(Stored items)
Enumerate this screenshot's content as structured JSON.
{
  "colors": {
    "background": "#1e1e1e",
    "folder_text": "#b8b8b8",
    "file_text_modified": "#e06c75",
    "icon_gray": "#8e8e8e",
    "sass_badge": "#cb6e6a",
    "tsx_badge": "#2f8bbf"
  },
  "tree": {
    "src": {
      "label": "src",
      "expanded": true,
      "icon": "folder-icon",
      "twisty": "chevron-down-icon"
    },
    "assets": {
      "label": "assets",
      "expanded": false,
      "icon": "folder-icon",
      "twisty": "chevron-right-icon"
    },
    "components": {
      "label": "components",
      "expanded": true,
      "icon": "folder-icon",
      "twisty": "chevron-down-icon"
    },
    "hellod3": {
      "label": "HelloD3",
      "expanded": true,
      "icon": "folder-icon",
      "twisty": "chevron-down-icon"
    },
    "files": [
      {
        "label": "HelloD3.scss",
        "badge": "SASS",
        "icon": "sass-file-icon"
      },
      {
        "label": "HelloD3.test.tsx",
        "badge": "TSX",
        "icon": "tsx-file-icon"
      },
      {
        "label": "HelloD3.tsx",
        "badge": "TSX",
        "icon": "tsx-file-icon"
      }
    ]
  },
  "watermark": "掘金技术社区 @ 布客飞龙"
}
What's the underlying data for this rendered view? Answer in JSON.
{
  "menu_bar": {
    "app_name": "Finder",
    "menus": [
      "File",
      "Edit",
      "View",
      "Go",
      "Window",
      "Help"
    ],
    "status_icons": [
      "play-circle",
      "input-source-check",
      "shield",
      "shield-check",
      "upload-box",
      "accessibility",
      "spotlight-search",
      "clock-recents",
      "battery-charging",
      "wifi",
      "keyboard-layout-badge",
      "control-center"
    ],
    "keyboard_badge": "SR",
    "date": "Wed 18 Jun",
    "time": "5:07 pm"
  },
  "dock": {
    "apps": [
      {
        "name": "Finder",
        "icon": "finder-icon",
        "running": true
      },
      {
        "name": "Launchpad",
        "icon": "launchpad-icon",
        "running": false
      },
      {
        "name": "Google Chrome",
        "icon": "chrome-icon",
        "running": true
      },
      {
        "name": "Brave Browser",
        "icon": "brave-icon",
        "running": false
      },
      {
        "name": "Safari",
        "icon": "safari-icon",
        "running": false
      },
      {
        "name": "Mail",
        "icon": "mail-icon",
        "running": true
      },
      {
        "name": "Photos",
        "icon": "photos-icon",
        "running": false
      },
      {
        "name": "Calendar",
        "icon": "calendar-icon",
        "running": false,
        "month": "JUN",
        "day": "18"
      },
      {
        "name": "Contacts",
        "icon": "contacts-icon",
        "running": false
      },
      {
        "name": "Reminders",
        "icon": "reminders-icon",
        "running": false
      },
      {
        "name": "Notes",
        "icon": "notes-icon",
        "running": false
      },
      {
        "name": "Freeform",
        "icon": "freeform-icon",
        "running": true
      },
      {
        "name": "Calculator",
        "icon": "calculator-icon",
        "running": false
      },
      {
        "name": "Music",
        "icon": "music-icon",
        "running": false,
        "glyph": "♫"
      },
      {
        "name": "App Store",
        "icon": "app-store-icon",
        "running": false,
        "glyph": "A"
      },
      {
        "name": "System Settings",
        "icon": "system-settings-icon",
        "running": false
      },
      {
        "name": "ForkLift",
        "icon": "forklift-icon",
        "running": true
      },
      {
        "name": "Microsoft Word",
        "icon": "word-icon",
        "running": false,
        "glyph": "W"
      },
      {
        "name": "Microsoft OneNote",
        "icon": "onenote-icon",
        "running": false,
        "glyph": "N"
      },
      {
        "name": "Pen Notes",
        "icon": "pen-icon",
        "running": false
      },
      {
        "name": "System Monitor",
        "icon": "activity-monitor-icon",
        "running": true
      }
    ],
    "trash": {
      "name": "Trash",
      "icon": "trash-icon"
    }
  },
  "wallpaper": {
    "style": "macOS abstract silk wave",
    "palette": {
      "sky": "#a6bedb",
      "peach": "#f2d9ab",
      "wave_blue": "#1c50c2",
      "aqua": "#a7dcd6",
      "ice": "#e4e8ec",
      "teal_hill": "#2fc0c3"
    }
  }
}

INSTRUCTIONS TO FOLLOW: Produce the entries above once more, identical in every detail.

RESPONSE:
Enumerate this screenshot's content as structured JSON.
{
  "colors": {
    "background": "#1e1e1e",
    "folder_text": "#b8b8b8",
    "file_text_modified": "#e06c75",
    "icon_gray": "#8e8e8e",
    "sass_badge": "#cb6e6a",
    "tsx_badge": "#2f8bbf"
  },
  "tree": {
    "src": {
      "label": "src",
      "expanded": true,
      "icon": "folder-icon",
      "twisty": "chevron-down-icon"
    },
    "assets": {
      "label": "assets",
      "expanded": false,
      "icon": "folder-icon",
      "twisty": "chevron-right-icon"
    },
    "components": {
      "label": "components",
      "expanded": true,
      "icon": "folder-icon",
      "twisty": "chevron-down-icon"
    },
    "hellod3": {
      "label": "HelloD3",
      "expanded": true,
      "icon": "folder-icon",
      "twisty": "chevron-down-icon"
    },
    "files": [
      {
        "label": "HelloD3.scss",
        "badge": "SASS",
        "icon": "sass-file-icon"
      },
      {
        "label": "HelloD3.test.tsx",
        "badge": "TSX",
        "icon": "tsx-file-icon"
      },
      {
        "label": "HelloD3.tsx",
        "badge": "TSX",
        "icon": "tsx-file-icon"
      }
    ]
  },
  "watermark": "掘金技术社区 @ 布客飞龙"
}
What's the underlying data for this rendered view? Answer in JSON.
{
  "menu_bar": {
    "app_name": "Finder",
    "menus": [
      "File",
      "Edit",
      "View",
      "Go",
      "Window",
      "Help"
    ],
    "status_icons": [
      "play-circle",
      "input-source-check",
      "shield",
      "shield-check",
      "upload-box",
      "accessibility",
      "spotlight-search",
      "clock-recents",
      "battery-charging",
      "wifi",
      "keyboard-layout-badge",
      "control-center"
    ],
    "keyboard_badge": "SR",
    "date": "Wed 18 Jun",
    "time": "5:07 pm"
  },
  "dock": {
    "apps": [
      {
        "name": "Finder",
        "icon": "finder-icon",
        "running": true
      },
      {
        "name": "Launchpad",
        "icon": "launchpad-icon",
        "running": false
      },
      {
        "name": "Google Chrome",
        "icon": "chrome-icon",
        "running": true
      },
      {
        "name": "Brave Browser",
        "icon": "brave-icon",
        "running": false
      },
      {
        "name": "Safari",
        "icon": "safari-icon",
        "running": false
      },
      {
        "name": "Mail",
        "icon": "mail-icon",
        "running": true
      },
      {
        "name": "Photos",
        "icon": "photos-icon",
        "running": false
      },
      {
        "name": "Calendar",
        "icon": "calendar-icon",
        "running": false,
        "month": "JUN",
        "day": "18"
      },
      {
        "name": "Contacts",
        "icon": "contacts-icon",
        "running": false
      },
      {
        "name": "Reminders",
        "icon": "reminders-icon",
        "running": false
      },
      {
        "name": "Notes",
        "icon": "notes-icon",
        "running": false
      },
      {
        "name": "Freeform",
        "icon": "freeform-icon",
        "running": true
      },
      {
        "name": "Calculator",
        "icon": "calculator-icon",
        "running": false
      },
      {
        "name": "Music",
        "icon": "music-icon",
        "running": false,
        "glyph": "♫"
      },
      {
        "name": "App Store",
        "icon": "app-store-icon",
        "running": false,
        "glyph": "A"
      },
      {
        "name": "System Settings",
        "icon": "system-settings-icon",
        "running": false
      },
      {
        "name": "ForkLift",
        "icon": "forklift-icon",
        "running": true
      },
      {
        "name": "Microsoft Word",
        "icon": "word-icon",
        "running": false,
        "glyph": "W"
      },
      {
        "name": "Microsoft OneNote",
        "icon": "onenote-icon",
        "running": false,
        "glyph": "N"
      },
      {
        "name": "Pen Notes",
        "icon": "pen-icon",
        "running": false
      },
      {
        "name": "System Monitor",
        "icon": "activity-monitor-icon",
        "running": true
      }
    ],
    "trash": {
      "name": "Trash",
      "icon": "trash-icon"
    }
  },
  "wallpaper": {
    "style": "macOS abstract silk wave",
    "palette": {
      "sky": "#a6bedb",
      "peach": "#f2d9ab",
      "wave_blue": "#1c50c2",
      "aqua": "#a7dcd6",
      "ice": "#e4e8ec",
      "teal_hill": "#2fc0c3"
    }
  }
}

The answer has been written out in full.